With two degrees in history, I enjoy researching and writing about historical events that the history books tend to gloss over.
Hedy Lamarr- Thinker
Born in Austria as Hedwig Eva Maria Kiesler, Hedy Lamarr, known as the “World’s, most beautiful woman”, perhaps had the worlds most beautiful mind. As a child, she would take long walks with her father, who encouraged her to have an open and curious mind. They often discussed the inner workings of machines such as street cars or the printing press. As a result, Hedy could often be found disassembling and reassembling her music box to better understand how it worked. Hedy’s mother, a concert pianist, introduced her to the arts. Despite Hedy’s brilliance, her mind was completely ignored, and her beauty was put first when she was discovered by director Max Reinhardt.
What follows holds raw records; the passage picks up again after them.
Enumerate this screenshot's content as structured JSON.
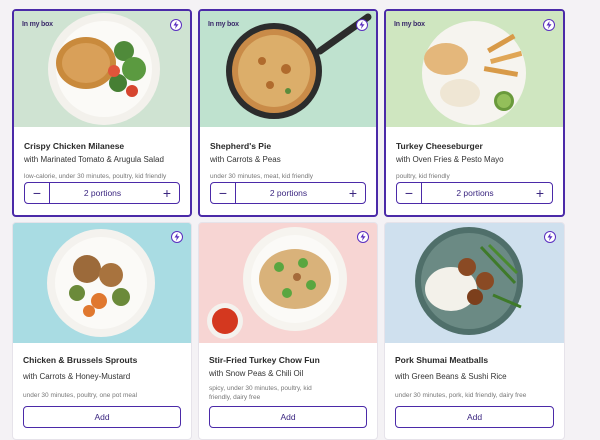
{
  "badge_text": "In my box",
  "stepper_minus": "−",
  "stepper_plus": "+",
  "add_label": "Add",
  "accent_color": "#4b2aa8",
  "meals": [
    {
      "title": "Crispy Chicken Milanese",
      "subtitle": "with Marinated Tomato & Arugula Salad",
      "tags": "low-calorie, under 30 minutes, poultry, kid friendly",
      "in_box": true,
      "portions": "2 portions",
      "photo_bg": "#cfe3d2"
    },
    {
      "title": "Shepherd's Pie",
      "subtitle": "with Carrots & Peas",
      "tags": "under 30 minutes, meat, kid friendly",
      "in_box": true,
      "portions": "2 portions",
      "photo_bg": "#bfe2cf"
    },
    {
      "title": "Turkey Cheeseburger",
      "subtitle": "with Oven Fries & Pesto Mayo",
      "tags": "poultry, kid friendly",
      "in_box": true,
      "portions": "2 portions",
      "photo_bg": "#cfe6c0"
    },
    {
      "title": "Chicken & Brussels Sprouts",
      "subtitle": "with Carrots & Honey-Mustard",
      "tags": "under 30 minutes, poultry, one pot meal",
      "in_box": false,
      "photo_bg": "#a9dce3"
    },
    {
      "title": "Stir-Fried Turkey Chow Fun",
      "subtitle": "with Snow Peas & Chili Oil",
      "tags": "spicy, under 30 minutes, poultry, kid friendly, dairy free",
      "in_box": false,
      "photo_bg": "#f7d5d3"
    },
    {
      "title": "Pork Shumai Meatballs",
      "subtitle": "with Green Beans & Sushi Rice",
      "tags": "under 30 minutes, pork, kid friendly, dairy free",
      "in_box": false,
      "photo_bg": "#cfe0ee"
    }
  ]
}
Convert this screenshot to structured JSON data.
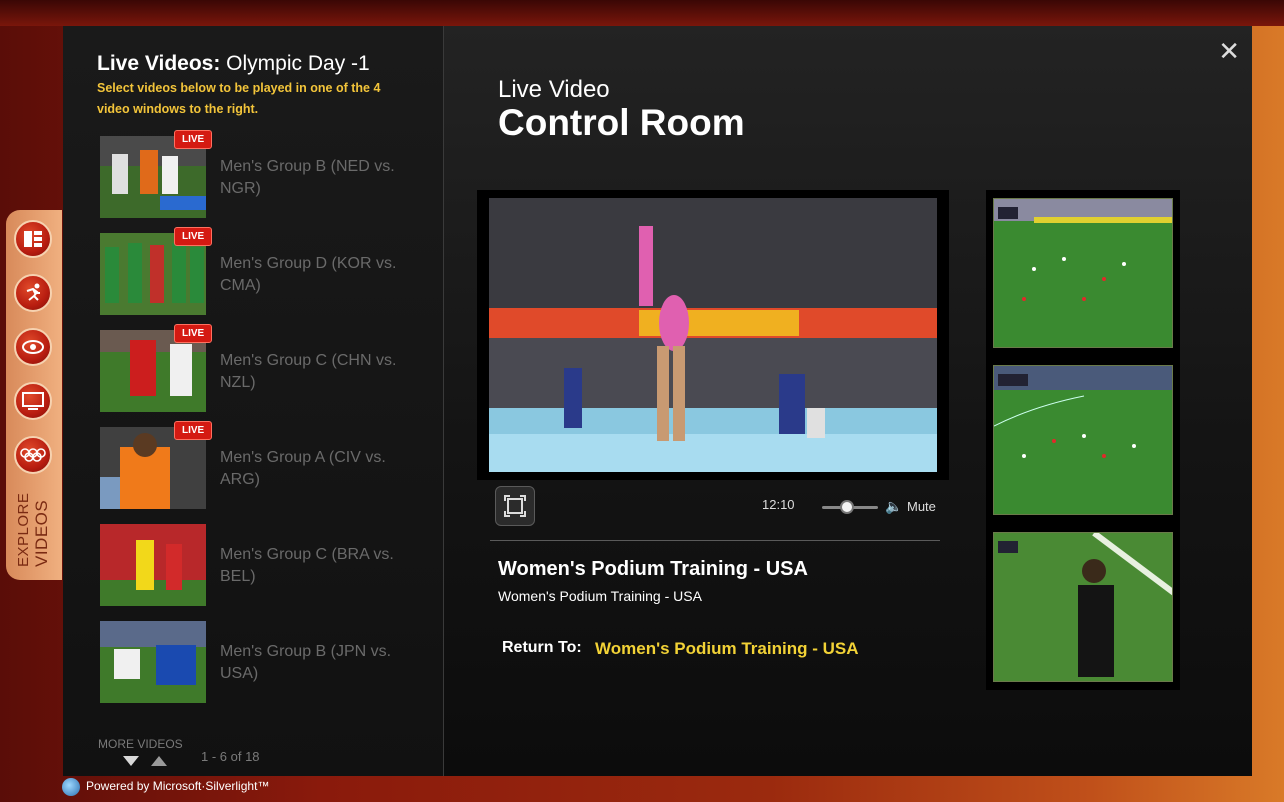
{
  "header": {
    "title_bold": "Live Videos:",
    "title_rest": "Olympic Day -1",
    "subtitle": "Select videos below to be played in one of the 4 video windows to the right."
  },
  "videos": [
    {
      "title": "Men's Group B (NED vs. NGR)",
      "live": "LIVE"
    },
    {
      "title": "Men's Group D (KOR vs. CMA)",
      "live": "LIVE"
    },
    {
      "title": "Men's Group C (CHN vs. NZL)",
      "live": "LIVE"
    },
    {
      "title": "Men's Group A (CIV vs. ARG)",
      "live": "LIVE"
    },
    {
      "title": "Men's Group C (BRA vs. BEL)"
    },
    {
      "title": "Men's Group B (JPN vs. USA)"
    }
  ],
  "pagination": {
    "more_label": "MORE VIDEOS",
    "count": "1 - 6  of  18"
  },
  "sidebar": {
    "label_line1": "EXPLORE",
    "label_line2": "VIDEOS"
  },
  "control_room": {
    "pre_title": "Live Video",
    "title": "Control Room"
  },
  "player": {
    "time": "12:10",
    "mute_label": "Mute",
    "volume_level": 0.45
  },
  "now_playing": {
    "title": "Women's Podium Training - USA",
    "subtitle": "Women's Podium Training - USA"
  },
  "return_to": {
    "label": "Return To:",
    "link": "Women's Podium Training - USA"
  },
  "footer": {
    "powered_by": "Powered by",
    "brand": "Microsoft·Silverlight™"
  },
  "colors": {
    "accent_yellow": "#f2c43a",
    "live_red": "#d41a12",
    "frame_red": "#8a1a0c"
  }
}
In her early career, she acted in several Austrian, German, and Czech films, most notably a film titled Ecstasy (1933), in which she appeared nude. She married Fritz Mandl, an Austrian ammunition maker, the same year as the movie’s release but soon found him to be a terrible match. Hedy is quoted as remarking “I was like a thing, some object of art which had to be guarded—and imprisoned—having no mind, no life of its own.” During her marriage, she was often hostess of lavish dinner parties, with some guest affiliated with the Nazi party. As only her beauty was noticed, she quietly learned valuable knowledge of war time weapons during dinner conversations. She later disguised herself as a maid in order to flee from her controlling husband in 1937 and eventually made her way to Hollywood, USA. Hedy began acting in the late 1930’s for MGM studio where she found great success as a leading lady.
While in Holly wood, she met Howard Hughes, a man with a desire for innovation. He encouraged Hedy to use her intelligence and curiosity that had been fostered by her father. He gifted her a science equipment set to use during breaks on set to complement her research at home. Through Hughes, she met scientists and aeronautical engineers. As the world was locked in the second great war, Hughes wanted to make faster planes to sell to the military. Hedy created a new wing design which allowed him to do just that! She said, “Improving things comes naturally to me.”
However, her most significant invention was soon to come. With the US set to enter the war, Hedy took the knowledge she had learned during dinner parties in her earlier marriage and began to put it to use. Teeming up with George Antheil, composer, and inventor, they began to experiment with inventions to combat the axis powers. With Hedy’s understanding of Nazi communications and weapons, they came up with a new communication system to guide torpedoes to their targets. It was a method called frequency hopping, that hopped between radio waves with both the transmitter and receiver hopping to new frequencies together. This prevented the inception of radio waves. The team filed a patent which was granted in 1942. However, the Navy declined to utilize this new system and Lamarr allowed the patent to expire.
Hedy became and American citizen in 1953 and continued to act until 1958. It wasn’t until much later that her scientific achievements would be noticed. In 1997 she and Antheil won the Pioneer Award from the Electronic Frontier Foundation for their frequency hopping invention. Further, Hedy became the first woman to win the Invention Convention’s Bulbie Gnass Spirit of Achievement Award. She was posthumously inducted into the National Inventors Hall of Fame in 2014. So, what happened to her frequency hopping invention? It birthed a few modern things you might recognize, such as, Wi-Fi, Bluetooth, and GPS.
Barton, Ruth. Hedy Lamarr: The Most Beautiful Woman in Film. Lexington, Kentucky: University Press of Kentucky, 2010. Accessed February 2, 2021. doi:10.2307/j.ctt2jcvm4.
Cheslak, Colleen. "Hedy Lamarr." Hedy Lamarr. August 30, 2018. https://www.womenshistory.org/students-and-educators/biographies/hedy-lamarr.
“Hedy Lamarr Biography.” Biography.com. April 2, 2014.
MG Singh emge from Singapore on February 09, 2021:
You have written an amazing article about a many-faceted actress. She was a real beauty.
Millicent Okello from Nairobi, Kenya on February 09, 2021:
They say the beautiful pnes are not yet born. I have read this article and thanks to you i now know that there was once a beautiful woman by the name heddy lamarr.
Pamela Oglesby from Sunny Florida on February 09, 2021:
I must agree with Heidi that she was the most amazing woman ever. She was gorgeous and so smart. This is such an interesting artcle, Brandy.
Heidi Thorne from Chicago Area on February 09, 2021:
I think she was one of the most amazing women ever! Thanks for celebrating her beauty and genius.